======== DATA PROVIDED

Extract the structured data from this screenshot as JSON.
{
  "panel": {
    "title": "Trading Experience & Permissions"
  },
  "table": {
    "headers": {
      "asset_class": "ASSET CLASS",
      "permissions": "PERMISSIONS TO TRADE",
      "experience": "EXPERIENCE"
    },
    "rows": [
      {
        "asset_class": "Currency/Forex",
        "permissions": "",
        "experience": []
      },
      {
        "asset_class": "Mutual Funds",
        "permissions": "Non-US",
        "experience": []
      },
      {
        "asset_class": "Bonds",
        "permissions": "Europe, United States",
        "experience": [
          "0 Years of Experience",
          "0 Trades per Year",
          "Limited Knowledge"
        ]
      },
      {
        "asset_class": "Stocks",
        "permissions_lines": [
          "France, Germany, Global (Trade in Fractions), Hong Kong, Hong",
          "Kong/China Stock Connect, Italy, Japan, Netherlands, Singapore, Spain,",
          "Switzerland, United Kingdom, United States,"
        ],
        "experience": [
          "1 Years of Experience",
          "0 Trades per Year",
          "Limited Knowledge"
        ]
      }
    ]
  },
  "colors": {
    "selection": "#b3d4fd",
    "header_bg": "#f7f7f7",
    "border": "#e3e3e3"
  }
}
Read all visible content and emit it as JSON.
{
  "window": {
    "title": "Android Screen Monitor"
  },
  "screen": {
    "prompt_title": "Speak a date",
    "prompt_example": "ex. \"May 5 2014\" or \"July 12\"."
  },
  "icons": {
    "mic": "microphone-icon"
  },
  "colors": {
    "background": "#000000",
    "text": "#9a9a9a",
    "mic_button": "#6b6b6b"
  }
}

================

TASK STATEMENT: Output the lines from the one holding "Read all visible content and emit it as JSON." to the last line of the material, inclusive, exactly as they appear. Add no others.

RESULT FOR THIS TASK:
Read all visible content and emit it as JSON.
{
  "window": {
    "title": "Android Screen Monitor"
  },
  "screen": {
    "prompt_title": "Speak a date",
    "prompt_example": "ex. \"May 5 2014\" or \"July 12\"."
  },
  "icons": {
    "mic": "microphone-icon"
  },
  "colors": {
    "background": "#000000",
    "text": "#9a9a9a",
    "mic_button": "#6b6b6b"
  }
}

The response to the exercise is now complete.